Repeat every entry below exactly as given.

**** INFORMATION

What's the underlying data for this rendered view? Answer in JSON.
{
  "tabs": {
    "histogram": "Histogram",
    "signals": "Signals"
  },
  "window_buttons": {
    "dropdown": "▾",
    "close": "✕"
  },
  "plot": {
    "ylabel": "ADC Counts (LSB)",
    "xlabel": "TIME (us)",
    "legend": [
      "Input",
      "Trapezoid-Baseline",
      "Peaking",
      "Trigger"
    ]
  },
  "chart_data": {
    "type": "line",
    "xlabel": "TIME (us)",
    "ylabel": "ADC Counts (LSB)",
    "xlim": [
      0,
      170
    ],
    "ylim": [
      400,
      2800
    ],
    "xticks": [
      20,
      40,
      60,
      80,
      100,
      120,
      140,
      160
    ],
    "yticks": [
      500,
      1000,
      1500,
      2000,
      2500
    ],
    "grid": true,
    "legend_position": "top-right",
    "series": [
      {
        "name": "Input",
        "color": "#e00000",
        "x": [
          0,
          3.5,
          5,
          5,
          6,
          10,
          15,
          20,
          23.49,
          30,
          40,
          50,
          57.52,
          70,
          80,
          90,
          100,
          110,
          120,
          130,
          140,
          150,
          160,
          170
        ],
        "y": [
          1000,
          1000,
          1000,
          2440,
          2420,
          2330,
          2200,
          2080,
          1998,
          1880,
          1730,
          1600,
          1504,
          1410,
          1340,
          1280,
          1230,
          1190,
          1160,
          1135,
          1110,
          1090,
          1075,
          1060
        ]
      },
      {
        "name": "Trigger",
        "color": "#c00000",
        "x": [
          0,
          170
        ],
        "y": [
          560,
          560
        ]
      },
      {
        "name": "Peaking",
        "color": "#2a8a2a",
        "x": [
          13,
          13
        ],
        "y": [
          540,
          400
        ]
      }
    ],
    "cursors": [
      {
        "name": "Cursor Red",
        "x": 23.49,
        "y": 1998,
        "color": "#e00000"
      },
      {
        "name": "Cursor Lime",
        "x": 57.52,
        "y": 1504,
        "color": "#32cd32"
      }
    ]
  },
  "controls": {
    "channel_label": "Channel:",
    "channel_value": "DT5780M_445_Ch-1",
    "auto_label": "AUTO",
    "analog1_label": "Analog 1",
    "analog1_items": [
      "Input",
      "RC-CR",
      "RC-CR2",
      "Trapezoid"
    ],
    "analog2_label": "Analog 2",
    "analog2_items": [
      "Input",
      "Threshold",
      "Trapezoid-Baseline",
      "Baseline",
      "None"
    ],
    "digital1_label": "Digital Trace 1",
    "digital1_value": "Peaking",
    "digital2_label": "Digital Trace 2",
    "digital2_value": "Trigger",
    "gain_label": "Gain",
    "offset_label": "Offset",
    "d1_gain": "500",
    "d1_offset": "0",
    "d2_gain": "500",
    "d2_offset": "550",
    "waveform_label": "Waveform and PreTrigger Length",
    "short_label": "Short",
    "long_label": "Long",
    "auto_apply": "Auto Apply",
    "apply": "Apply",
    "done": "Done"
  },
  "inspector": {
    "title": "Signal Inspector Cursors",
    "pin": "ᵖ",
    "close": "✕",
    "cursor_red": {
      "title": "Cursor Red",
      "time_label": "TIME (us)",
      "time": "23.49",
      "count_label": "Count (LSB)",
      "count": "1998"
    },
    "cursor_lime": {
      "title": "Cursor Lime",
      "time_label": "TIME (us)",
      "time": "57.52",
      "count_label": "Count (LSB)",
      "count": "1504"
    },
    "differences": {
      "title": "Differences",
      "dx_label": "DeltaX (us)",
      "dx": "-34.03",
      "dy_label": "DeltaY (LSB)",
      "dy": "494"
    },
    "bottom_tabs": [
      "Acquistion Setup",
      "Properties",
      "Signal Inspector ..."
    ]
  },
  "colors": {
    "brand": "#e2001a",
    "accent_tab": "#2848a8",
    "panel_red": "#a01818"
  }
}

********

→ **ANSWER SPACE**
What's the underlying data for this rendered view? Answer in JSON.
{
  "tabs": {
    "histogram": "Histogram",
    "signals": "Signals"
  },
  "window_buttons": {
    "dropdown": "▾",
    "close": "✕"
  },
  "plot": {
    "ylabel": "ADC Counts (LSB)",
    "xlabel": "TIME (us)",
    "legend": [
      "Input",
      "Trapezoid-Baseline",
      "Peaking",
      "Trigger"
    ]
  },
  "chart_data": {
    "type": "line",
    "xlabel": "TIME (us)",
    "ylabel": "ADC Counts (LSB)",
    "xlim": [
      0,
      170
    ],
    "ylim": [
      400,
      2800
    ],
    "xticks": [
      20,
      40,
      60,
      80,
      100,
      120,
      140,
      160
    ],
    "yticks": [
      500,
      1000,
      1500,
      2000,
      2500
    ],
    "grid": true,
    "legend_position": "top-right",
    "series": [
      {
        "name": "Input",
        "color": "#e00000",
        "x": [
          0,
          3.5,
          5,
          5,
          6,
          10,
          15,
          20,
          23.49,
          30,
          40,
          50,
          57.52,
          70,
          80,
          90,
          100,
          110,
          120,
          130,
          140,
          150,
          160,
          170
        ],
        "y": [
          1000,
          1000,
          1000,
          2440,
          2420,
          2330,
          2200,
          2080,
          1998,
          1880,
          1730,
          1600,
          1504,
          1410,
          1340,
          1280,
          1230,
          1190,
          1160,
          1135,
          1110,
          1090,
          1075,
          1060
        ]
      },
      {
        "name": "Trigger",
        "color": "#c00000",
        "x": [
          0,
          170
        ],
        "y": [
          560,
          560
        ]
      },
      {
        "name": "Peaking",
        "color": "#2a8a2a",
        "x": [
          13,
          13
        ],
        "y": [
          540,
          400
        ]
      }
    ],
    "cursors": [
      {
        "name": "Cursor Red",
        "x": 23.49,
        "y": 1998,
        "color": "#e00000"
      },
      {
        "name": "Cursor Lime",
        "x": 57.52,
        "y": 1504,
        "color": "#32cd32"
      }
    ]
  },
  "controls": {
    "channel_label": "Channel:",
    "channel_value": "DT5780M_445_Ch-1",
    "auto_label": "AUTO",
    "analog1_label": "Analog 1",
    "analog1_items": [
      "Input",
      "RC-CR",
      "RC-CR2",
      "Trapezoid"
    ],
    "analog2_label": "Analog 2",
    "analog2_items": [
      "Input",
      "Threshold",
      "Trapezoid-Baseline",
      "Baseline",
      "None"
    ],
    "digital1_label": "Digital Trace 1",
    "digital1_value": "Peaking",
    "digital2_label": "Digital Trace 2",
    "digital2_value": "Trigger",
    "gain_label": "Gain",
    "offset_label": "Offset",
    "d1_gain": "500",
    "d1_offset": "0",
    "d2_gain": "500",
    "d2_offset": "550",
    "waveform_label": "Waveform and PreTrigger Length",
    "short_label": "Short",
    "long_label": "Long",
    "auto_apply": "Auto Apply",
    "apply": "Apply",
    "done": "Done"
  },
  "inspector": {
    "title": "Signal Inspector Cursors",
    "pin": "ᵖ",
    "close": "✕",
    "cursor_red": {
      "title": "Cursor Red",
      "time_label": "TIME (us)",
      "time": "23.49",
      "count_label": "Count (LSB)",
      "count": "1998"
    },
    "cursor_lime": {
      "title": "Cursor Lime",
      "time_label": "TIME (us)",
      "time": "57.52",
      "count_label": "Count (LSB)",
      "count": "1504"
    },
    "differences": {
      "title": "Differences",
      "dx_label": "DeltaX (us)",
      "dx": "-34.03",
      "dy_label": "DeltaY (LSB)",
      "dy": "494"
    },
    "bottom_tabs": [
      "Acquistion Setup",
      "Properties",
      "Signal Inspector ..."
    ]
  },
  "colors": {
    "brand": "#e2001a",
    "accent_tab": "#2848a8",
    "panel_red": "#a01818"
  }
}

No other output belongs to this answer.